Description of the task =>
With the images omitted, return all of the entries exactly as they stand.

Provided data =>

········

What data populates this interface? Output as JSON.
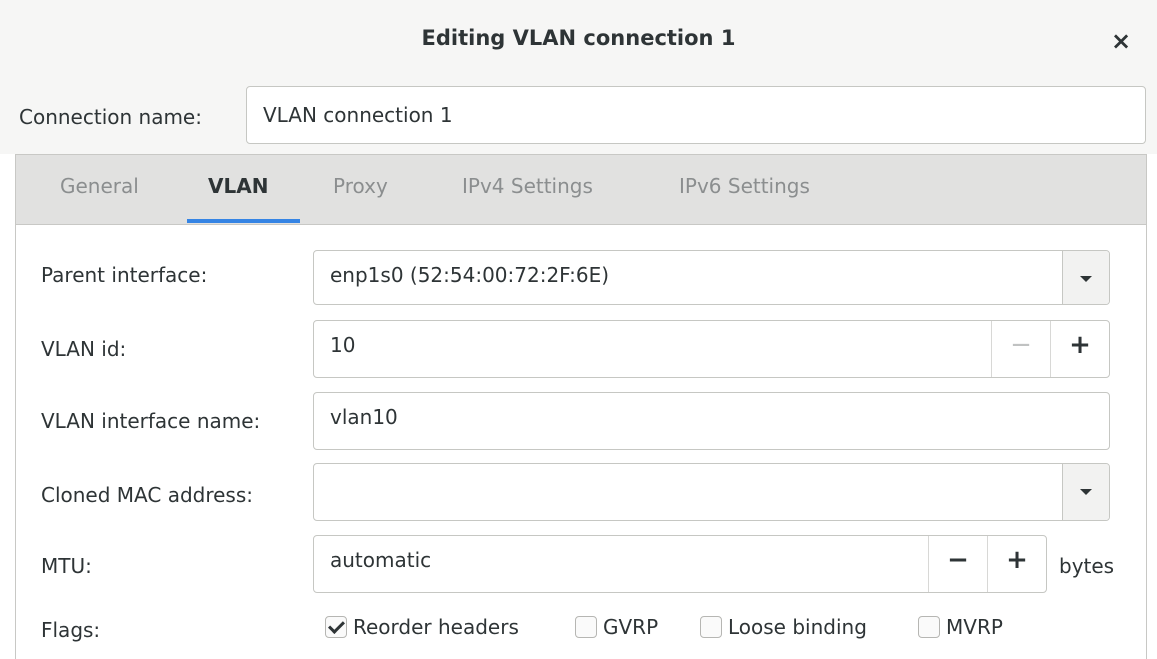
{
  "window": {
    "title": "Editing VLAN connection 1",
    "close_glyph": "×"
  },
  "connection": {
    "label": "Connection name:",
    "value": "VLAN connection 1"
  },
  "tabs": [
    {
      "label": "General",
      "active": false
    },
    {
      "label": "VLAN",
      "active": true
    },
    {
      "label": "Proxy",
      "active": false
    },
    {
      "label": "IPv4 Settings",
      "active": false
    },
    {
      "label": "IPv6 Settings",
      "active": false
    }
  ],
  "form": {
    "parent_interface": {
      "label": "Parent interface:",
      "value": "enp1s0 (52:54:00:72:2F:6E)"
    },
    "vlan_id": {
      "label": "VLAN id:",
      "value": "10",
      "minus": "−",
      "plus": "+"
    },
    "vlan_interface_name": {
      "label": "VLAN interface name:",
      "value": "vlan10"
    },
    "cloned_mac": {
      "label": "Cloned MAC address:",
      "value": ""
    },
    "mtu": {
      "label": "MTU:",
      "value": "automatic",
      "minus": "−",
      "plus": "+",
      "unit": "bytes"
    },
    "flags": {
      "label": "Flags:",
      "options": [
        {
          "label": "Reorder headers",
          "checked": true
        },
        {
          "label": "GVRP",
          "checked": false
        },
        {
          "label": "Loose binding",
          "checked": false
        },
        {
          "label": "MVRP",
          "checked": false
        }
      ]
    }
  },
  "colors": {
    "accent": "#3584e4",
    "header_bg": "#f6f6f5",
    "tabbar_bg": "#e1e1e0"
  }
}
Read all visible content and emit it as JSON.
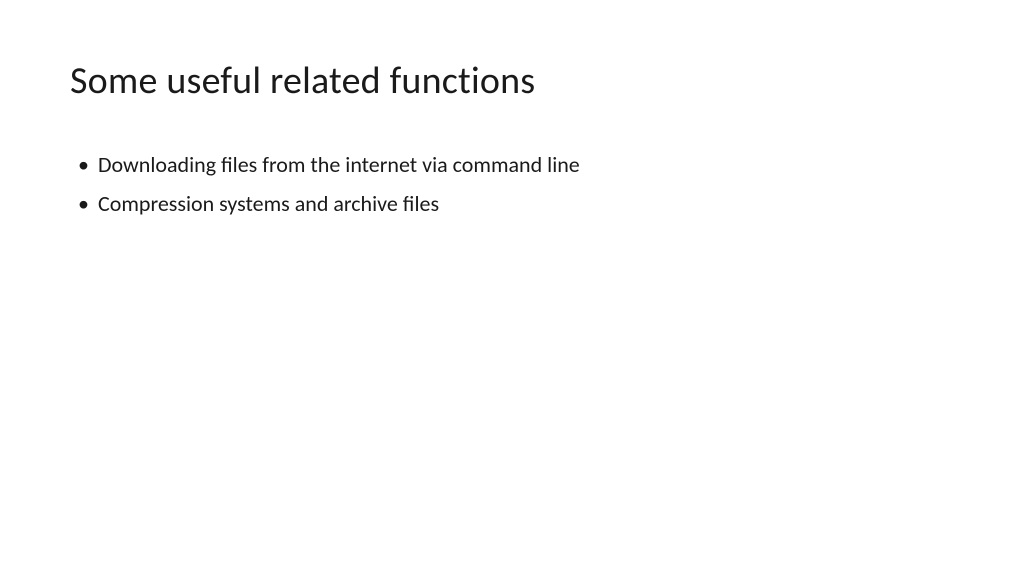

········

Written response =>
What data populates this interface? Output as JSON.
{
  "window": {
    "title": "Editing VLAN connection 1",
    "close_glyph": "×"
  },
  "connection": {
    "label": "Connection name:",
    "value": "VLAN connection 1"
  },
  "tabs": [
    {
      "label": "General",
      "active": false
    },
    {
      "label": "VLAN",
      "active": true
    },
    {
      "label": "Proxy",
      "active": false
    },
    {
      "label": "IPv4 Settings",
      "active": false
    },
    {
      "label": "IPv6 Settings",
      "active": false
    }
  ],
  "form": {
    "parent_interface": {
      "label": "Parent interface:",
      "value": "enp1s0 (52:54:00:72:2F:6E)"
    },
    "vlan_id": {
      "label": "VLAN id:",
      "value": "10",
      "minus": "−",
      "plus": "+"
    },
    "vlan_interface_name": {
      "label": "VLAN interface name:",
      "value": "vlan10"
    },
    "cloned_mac": {
      "label": "Cloned MAC address:",
      "value": ""
    },
    "mtu": {
      "label": "MTU:",
      "value": "automatic",
      "minus": "−",
      "plus": "+",
      "unit": "bytes"
    },
    "flags": {
      "label": "Flags:",
      "options": [
        {
          "label": "Reorder headers",
          "checked": true
        },
        {
          "label": "GVRP",
          "checked": false
        },
        {
          "label": "Loose binding",
          "checked": false
        },
        {
          "label": "MVRP",
          "checked": false
        }
      ]
    }
  },
  "colors": {
    "accent": "#3584e4",
    "header_bg": "#f6f6f5",
    "tabbar_bg": "#e1e1e0"
  }
}
Read all visible content and emit it as JSON.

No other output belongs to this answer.